Getting there – I use Skyscanner to find the best-value flights, using the ‘search by month’ tool to find the cheapest dates. You can also use the ‘to anywhere’ feature if you’re flexible on where you’re going.
For apartments and private rooms, use Airbnb. For hotels, I recommend Booking.com.
For hostels, I use Hostelworld. Hostels in Cuba are the best places to meet other travellers.
Browse Cuba tours and activities on Airbnb Experiences and Urban Adventures.
Need to top up your Spanish? Pick up a Lonely Planet Latin American Spanish Phrasebook & Dictionary.
Pack the latest copy of Lonely Planet Cuba.
Need travel insurance? I use True Traveller (for UK & Europe residents) since it’s affordable but covers everything you’d need including various activities, valuables and pre-existing conditions. Unlike some companies, they insure you if you’re already travelling / don’t yet have your flight home booked. Get a quote.
For travel insurance for other nationalities, I recommend Hey Mundo and for long-term digital nomad travellers, I suggest Safety Wing.

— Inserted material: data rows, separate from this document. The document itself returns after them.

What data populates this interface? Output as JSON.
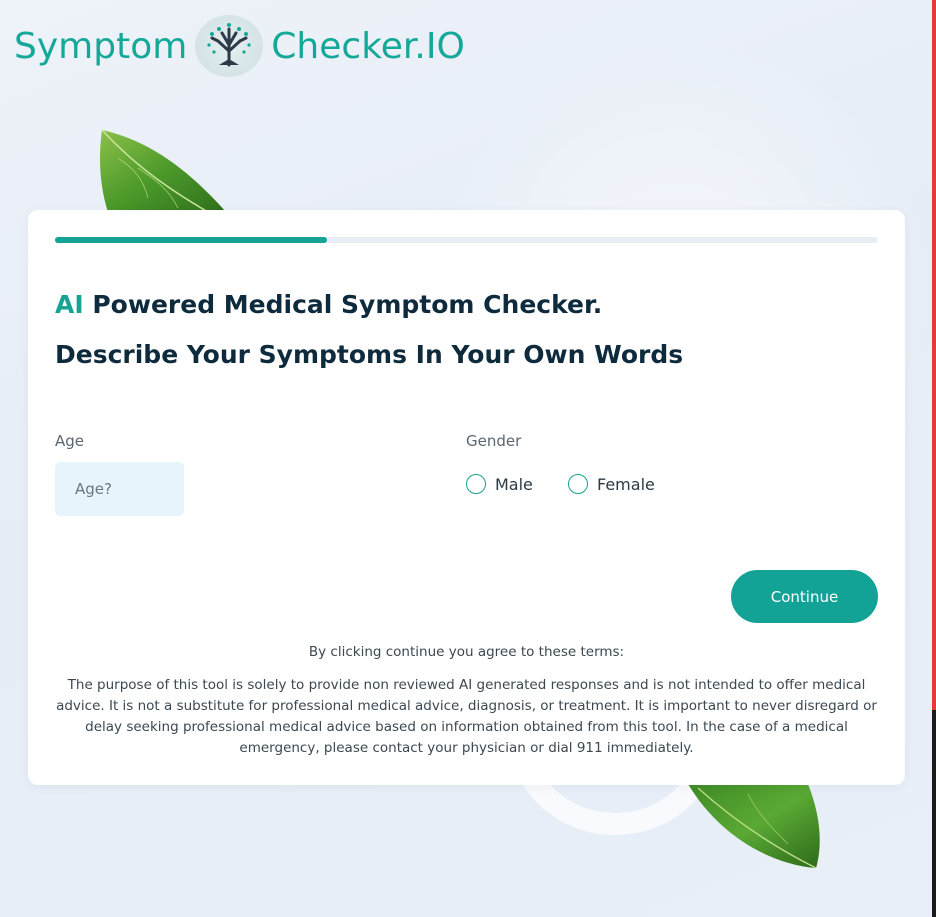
{
  "brand": {
    "name_left": "Symptom",
    "name_right": "Checker.IO",
    "color": "#14a898"
  },
  "progress": {
    "value_percent": 33
  },
  "headline": {
    "accent": "AI",
    "line1_rest": " Powered Medical Symptom Checker.",
    "line2": "Describe Your Symptoms In Your Own Words"
  },
  "form": {
    "age_label": "Age",
    "age_placeholder": "Age?",
    "age_value": "",
    "gender_label": "Gender",
    "gender_options": [
      "Male",
      "Female"
    ],
    "gender_selected": null
  },
  "continue_label": "Continue",
  "terms": {
    "title": "By clicking continue you agree to these terms:",
    "body": "The purpose of this tool is solely to provide non reviewed AI generated responses and is not intended to offer medical advice. It is not a substitute for professional medical advice, diagnosis, or treatment. It is important to never disregard or delay seeking professional medical advice based on information obtained from this tool. In the case of a medical emergency, please contact your physician or dial 911 immediately."
  },
  "colors": {
    "accent": "#15a394",
    "heading": "#0e2a3d",
    "input_bg": "#e8f4fc",
    "page_bg": "#e9eff7"
  },
  "icons": {
    "logo": "tree-icon",
    "decor": "leaf-icon"
  }
}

Check out my resources page for more travel discounts and tips from 10+ years of travel!